## Assigned task
All entries should be copied exactly, none left out.
□ □ □ □ □
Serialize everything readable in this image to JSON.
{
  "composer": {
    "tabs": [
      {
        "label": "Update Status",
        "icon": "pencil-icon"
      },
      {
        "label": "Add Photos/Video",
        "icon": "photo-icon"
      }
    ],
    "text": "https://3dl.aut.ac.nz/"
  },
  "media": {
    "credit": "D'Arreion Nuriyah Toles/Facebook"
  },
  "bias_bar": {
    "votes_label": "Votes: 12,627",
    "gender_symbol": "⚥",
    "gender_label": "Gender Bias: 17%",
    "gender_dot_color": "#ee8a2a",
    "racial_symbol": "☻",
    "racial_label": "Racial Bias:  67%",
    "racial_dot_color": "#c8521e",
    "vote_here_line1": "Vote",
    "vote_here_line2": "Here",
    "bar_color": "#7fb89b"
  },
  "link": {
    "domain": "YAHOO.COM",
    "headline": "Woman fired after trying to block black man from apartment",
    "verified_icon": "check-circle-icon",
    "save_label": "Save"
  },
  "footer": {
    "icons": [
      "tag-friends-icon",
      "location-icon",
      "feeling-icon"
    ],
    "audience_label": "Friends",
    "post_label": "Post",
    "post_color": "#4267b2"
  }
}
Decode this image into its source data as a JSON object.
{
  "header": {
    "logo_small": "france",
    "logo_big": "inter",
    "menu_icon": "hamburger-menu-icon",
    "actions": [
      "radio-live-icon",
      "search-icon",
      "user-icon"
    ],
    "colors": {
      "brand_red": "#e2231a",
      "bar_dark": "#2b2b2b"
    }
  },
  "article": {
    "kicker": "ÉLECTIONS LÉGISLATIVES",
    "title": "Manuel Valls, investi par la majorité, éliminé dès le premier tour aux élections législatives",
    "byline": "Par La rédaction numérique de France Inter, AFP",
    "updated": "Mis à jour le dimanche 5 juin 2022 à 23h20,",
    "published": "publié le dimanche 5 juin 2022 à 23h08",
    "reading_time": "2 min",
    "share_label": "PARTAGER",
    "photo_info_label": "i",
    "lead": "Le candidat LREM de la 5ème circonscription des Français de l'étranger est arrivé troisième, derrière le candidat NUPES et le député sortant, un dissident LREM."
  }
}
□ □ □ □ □
## Answer for this exercise
Serialize everything readable in this image to JSON.
{
  "composer": {
    "tabs": [
      {
        "label": "Update Status",
        "icon": "pencil-icon"
      },
      {
        "label": "Add Photos/Video",
        "icon": "photo-icon"
      }
    ],
    "text": "https://3dl.aut.ac.nz/"
  },
  "media": {
    "credit": "D'Arreion Nuriyah Toles/Facebook"
  },
  "bias_bar": {
    "votes_label": "Votes: 12,627",
    "gender_symbol": "⚥",
    "gender_label": "Gender Bias: 17%",
    "gender_dot_color": "#ee8a2a",
    "racial_symbol": "☻",
    "racial_label": "Racial Bias:  67%",
    "racial_dot_color": "#c8521e",
    "vote_here_line1": "Vote",
    "vote_here_line2": "Here",
    "bar_color": "#7fb89b"
  },
  "link": {
    "domain": "YAHOO.COM",
    "headline": "Woman fired after trying to block black man from apartment",
    "verified_icon": "check-circle-icon",
    "save_label": "Save"
  },
  "footer": {
    "icons": [
      "tag-friends-icon",
      "location-icon",
      "feeling-icon"
    ],
    "audience_label": "Friends",
    "post_label": "Post",
    "post_color": "#4267b2"
  }
}
Decode this image into its source data as a JSON object.
{
  "header": {
    "logo_small": "france",
    "logo_big": "inter",
    "menu_icon": "hamburger-menu-icon",
    "actions": [
      "radio-live-icon",
      "search-icon",
      "user-icon"
    ],
    "colors": {
      "brand_red": "#e2231a",
      "bar_dark": "#2b2b2b"
    }
  },
  "article": {
    "kicker": "ÉLECTIONS LÉGISLATIVES",
    "title": "Manuel Valls, investi par la majorité, éliminé dès le premier tour aux élections législatives",
    "byline": "Par La rédaction numérique de France Inter, AFP",
    "updated": "Mis à jour le dimanche 5 juin 2022 à 23h20,",
    "published": "publié le dimanche 5 juin 2022 à 23h08",
    "reading_time": "2 min",
    "share_label": "PARTAGER",
    "photo_info_label": "i",
    "lead": "Le candidat LREM de la 5ème circonscription des Français de l'étranger est arrivé troisième, derrière le candidat NUPES et le député sortant, un dissident LREM."
  }
}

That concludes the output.